(RECORDS SHOWN):
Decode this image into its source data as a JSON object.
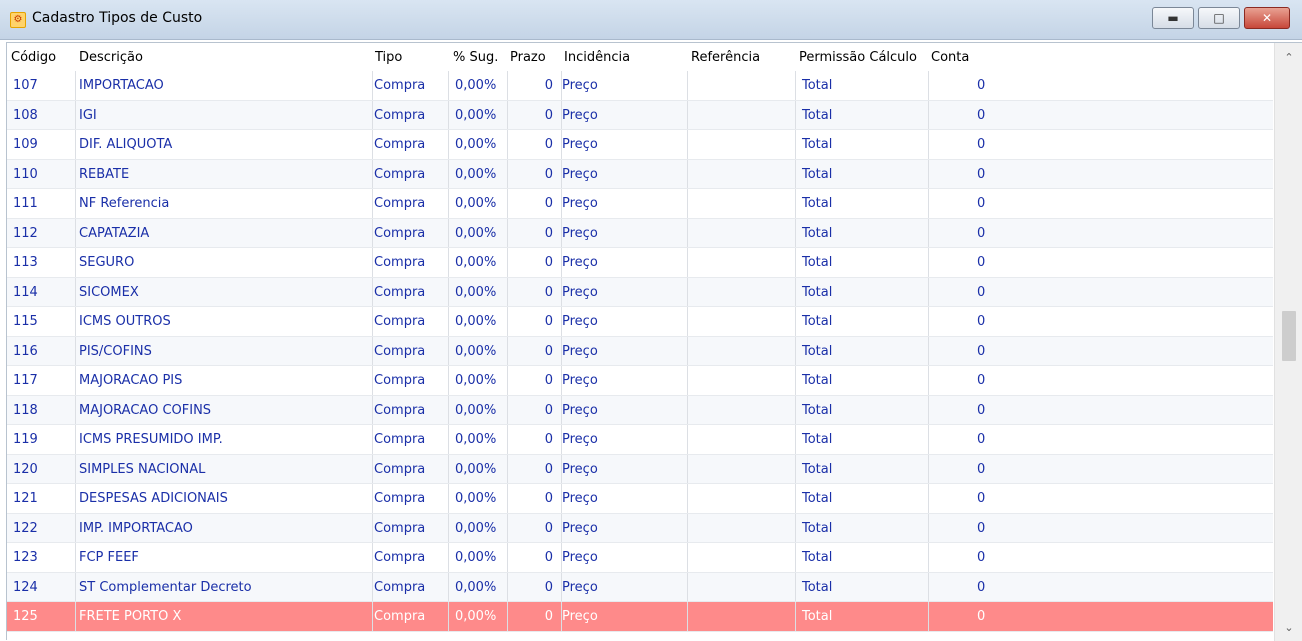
{
  "window": {
    "title": "Cadastro Tipos de Custo",
    "icon": "app-icon",
    "buttons": {
      "minimize": "▬",
      "maximize": "□",
      "close": "✕"
    }
  },
  "table": {
    "headers": {
      "codigo": "Código",
      "descricao": "Descrição",
      "tipo": "Tipo",
      "sug": "% Sug.",
      "prazo": "Prazo",
      "incidencia": "Incidência",
      "referencia": "Referência",
      "permissao": "Permissão Cálculo",
      "conta": "Conta"
    },
    "rows": [
      {
        "codigo": "107",
        "descricao": "IMPORTACAO",
        "tipo": "Compra",
        "sug": "0,00%",
        "prazo": "0",
        "incidencia": "Preço",
        "referencia": "",
        "permissao": "Total",
        "conta": "0"
      },
      {
        "codigo": "108",
        "descricao": "IGI",
        "tipo": "Compra",
        "sug": "0,00%",
        "prazo": "0",
        "incidencia": "Preço",
        "referencia": "",
        "permissao": "Total",
        "conta": "0"
      },
      {
        "codigo": "109",
        "descricao": "DIF. ALIQUOTA",
        "tipo": "Compra",
        "sug": "0,00%",
        "prazo": "0",
        "incidencia": "Preço",
        "referencia": "",
        "permissao": "Total",
        "conta": "0"
      },
      {
        "codigo": "110",
        "descricao": "REBATE",
        "tipo": "Compra",
        "sug": "0,00%",
        "prazo": "0",
        "incidencia": "Preço",
        "referencia": "",
        "permissao": "Total",
        "conta": "0"
      },
      {
        "codigo": "111",
        "descricao": "NF Referencia",
        "tipo": "Compra",
        "sug": "0,00%",
        "prazo": "0",
        "incidencia": "Preço",
        "referencia": "",
        "permissao": "Total",
        "conta": "0"
      },
      {
        "codigo": "112",
        "descricao": "CAPATAZIA",
        "tipo": "Compra",
        "sug": "0,00%",
        "prazo": "0",
        "incidencia": "Preço",
        "referencia": "",
        "permissao": "Total",
        "conta": "0"
      },
      {
        "codigo": "113",
        "descricao": "SEGURO",
        "tipo": "Compra",
        "sug": "0,00%",
        "prazo": "0",
        "incidencia": "Preço",
        "referencia": "",
        "permissao": "Total",
        "conta": "0"
      },
      {
        "codigo": "114",
        "descricao": "SICOMEX",
        "tipo": "Compra",
        "sug": "0,00%",
        "prazo": "0",
        "incidencia": "Preço",
        "referencia": "",
        "permissao": "Total",
        "conta": "0"
      },
      {
        "codigo": "115",
        "descricao": "ICMS OUTROS",
        "tipo": "Compra",
        "sug": "0,00%",
        "prazo": "0",
        "incidencia": "Preço",
        "referencia": "",
        "permissao": "Total",
        "conta": "0"
      },
      {
        "codigo": "116",
        "descricao": "PIS/COFINS",
        "tipo": "Compra",
        "sug": "0,00%",
        "prazo": "0",
        "incidencia": "Preço",
        "referencia": "",
        "permissao": "Total",
        "conta": "0"
      },
      {
        "codigo": "117",
        "descricao": "MAJORACAO PIS",
        "tipo": "Compra",
        "sug": "0,00%",
        "prazo": "0",
        "incidencia": "Preço",
        "referencia": "",
        "permissao": "Total",
        "conta": "0"
      },
      {
        "codigo": "118",
        "descricao": "MAJORACAO COFINS",
        "tipo": "Compra",
        "sug": "0,00%",
        "prazo": "0",
        "incidencia": "Preço",
        "referencia": "",
        "permissao": "Total",
        "conta": "0"
      },
      {
        "codigo": "119",
        "descricao": "ICMS PRESUMIDO IMP.",
        "tipo": "Compra",
        "sug": "0,00%",
        "prazo": "0",
        "incidencia": "Preço",
        "referencia": "",
        "permissao": "Total",
        "conta": "0"
      },
      {
        "codigo": "120",
        "descricao": "SIMPLES NACIONAL",
        "tipo": "Compra",
        "sug": "0,00%",
        "prazo": "0",
        "incidencia": "Preço",
        "referencia": "",
        "permissao": "Total",
        "conta": "0"
      },
      {
        "codigo": "121",
        "descricao": "DESPESAS ADICIONAIS",
        "tipo": "Compra",
        "sug": "0,00%",
        "prazo": "0",
        "incidencia": "Preço",
        "referencia": "",
        "permissao": "Total",
        "conta": "0"
      },
      {
        "codigo": "122",
        "descricao": "IMP. IMPORTACAO",
        "tipo": "Compra",
        "sug": "0,00%",
        "prazo": "0",
        "incidencia": "Preço",
        "referencia": "",
        "permissao": "Total",
        "conta": "0"
      },
      {
        "codigo": "123",
        "descricao": "FCP FEEF",
        "tipo": "Compra",
        "sug": "0,00%",
        "prazo": "0",
        "incidencia": "Preço",
        "referencia": "",
        "permissao": "Total",
        "conta": "0"
      },
      {
        "codigo": "124",
        "descricao": "ST Complementar Decreto",
        "tipo": "Compra",
        "sug": "0,00%",
        "prazo": "0",
        "incidencia": "Preço",
        "referencia": "",
        "permissao": "Total",
        "conta": "0"
      },
      {
        "codigo": "125",
        "descricao": "FRETE PORTO X",
        "tipo": "Compra",
        "sug": "0,00%",
        "prazo": "0",
        "incidencia": "Preço",
        "referencia": "",
        "permissao": "Total",
        "conta": "0",
        "selected": true
      }
    ]
  },
  "scrollbar": {
    "up": "⌃",
    "down": "⌄",
    "position": 0.5
  },
  "colors": {
    "row_text": "#1a2fa8",
    "selected_row": "#fe8a8a"
  }
}
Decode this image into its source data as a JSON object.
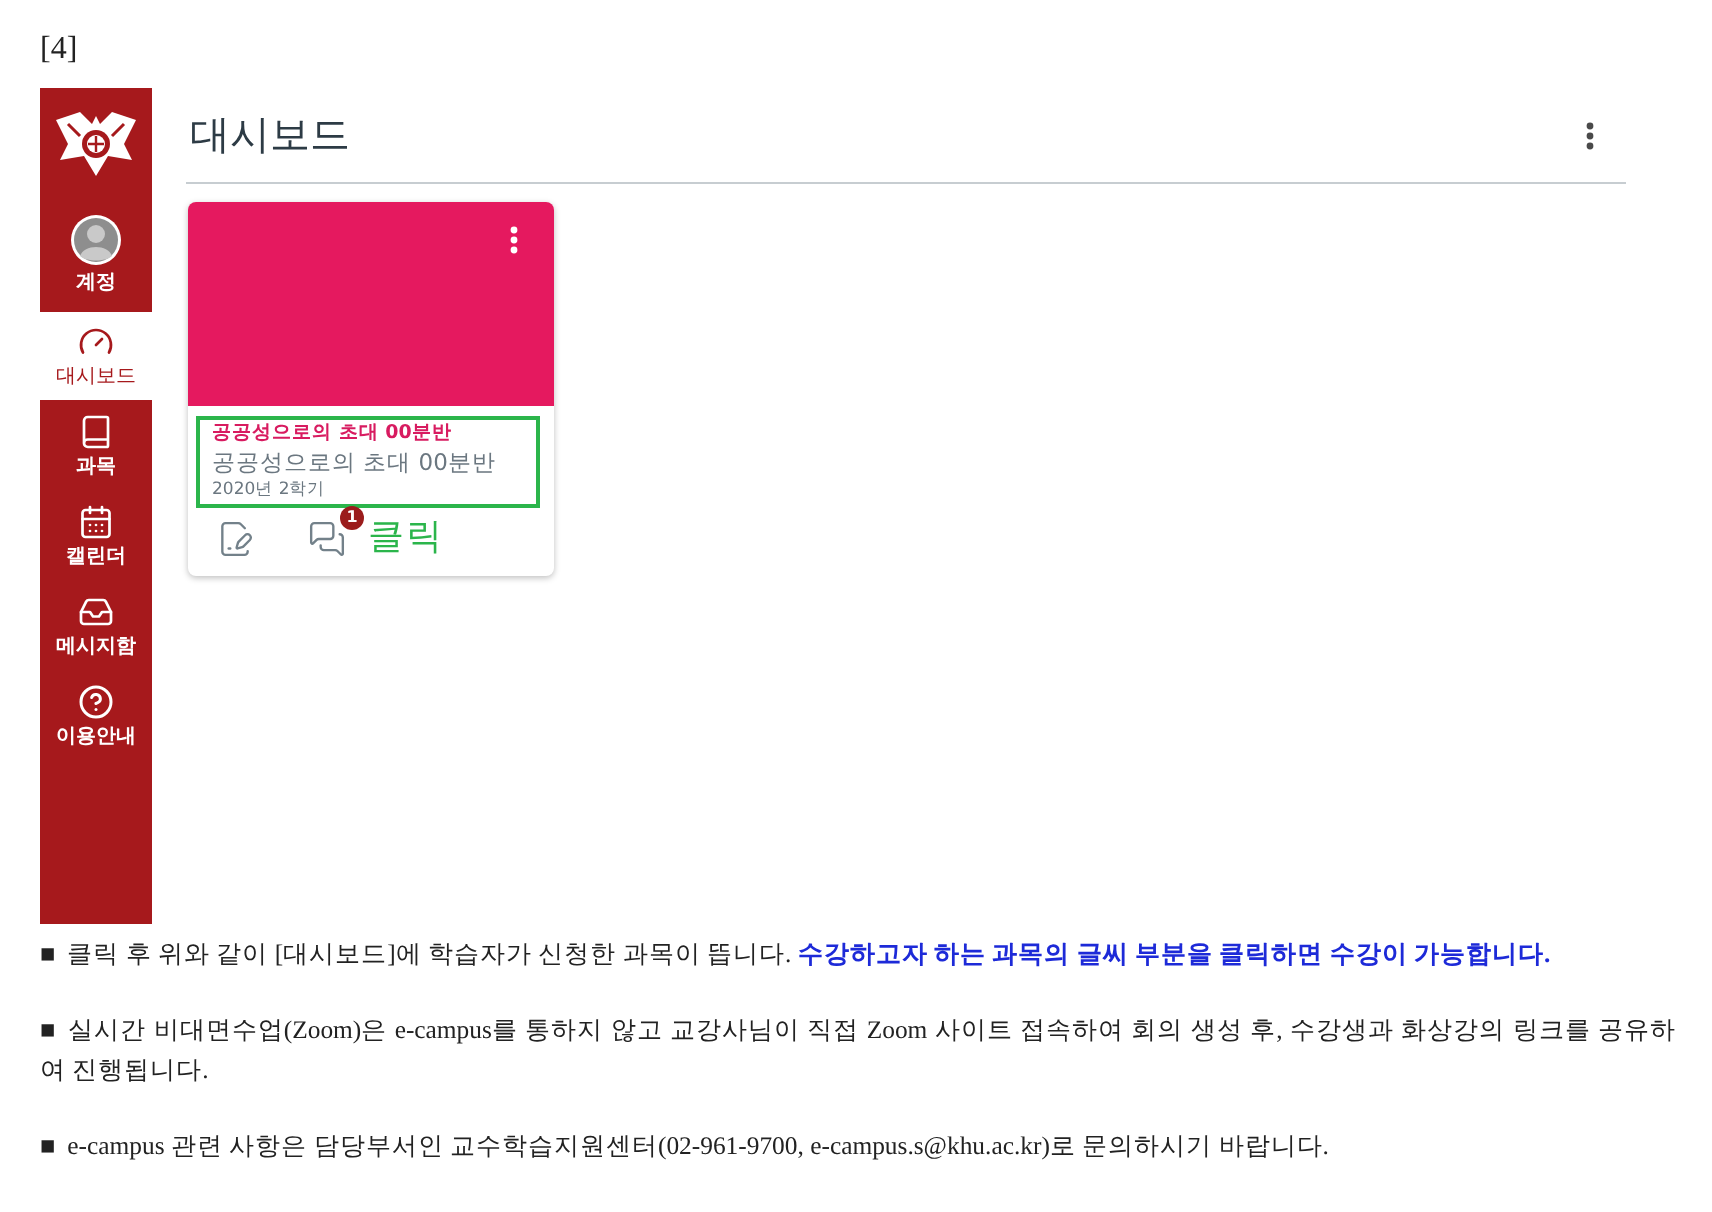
{
  "page_label": "[4]",
  "sidebar": {
    "items": [
      {
        "label": "계정",
        "kind": "account",
        "selected": false
      },
      {
        "label": "대시보드",
        "kind": "dashboard",
        "selected": true
      },
      {
        "label": "과목",
        "kind": "courses",
        "selected": false
      },
      {
        "label": "캘린더",
        "kind": "calendar",
        "selected": false
      },
      {
        "label": "메시지함",
        "kind": "inbox",
        "selected": false
      },
      {
        "label": "이용안내",
        "kind": "help",
        "selected": false
      }
    ]
  },
  "header": {
    "title": "대시보드"
  },
  "course_cards": [
    {
      "title": "공공성으로의 초대 00분반",
      "subtitle": "공공성으로의 초대 00분반",
      "term": "2020년 2학기",
      "color": "#e5195f",
      "highlighted": true,
      "unread_count": "1",
      "callout": "클릭"
    }
  ],
  "notes": [
    {
      "marker": "■",
      "text": "클릭 후 위와 같이 [대시보드]에 학습자가 신청한 과목이 뜹니다. **수강하고자 하는 과목의 글씨 부분을 클릭하면 수강이 가능합니다.**"
    },
    {
      "marker": "■",
      "text": "실시간 비대면수업(Zoom)은 e-campus를 통하지 않고 교강사님이 직접 Zoom 사이트 접속하여 회의 생성 후, 수강생과 화상강의 링크를 공유하여 진행됩니다."
    },
    {
      "marker": "■",
      "text": "e-campus 관련 사항은 담당부서인 교수학습지원센터(02-961-9700, e-campus.s@khu.ac.kr)로 문의하시기 바랍니다."
    }
  ]
}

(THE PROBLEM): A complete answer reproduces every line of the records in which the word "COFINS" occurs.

(EXERCISE RESPONSE):
        "descricao": "PIS/COFINS",
        "descricao": "MAJORACAO COFINS",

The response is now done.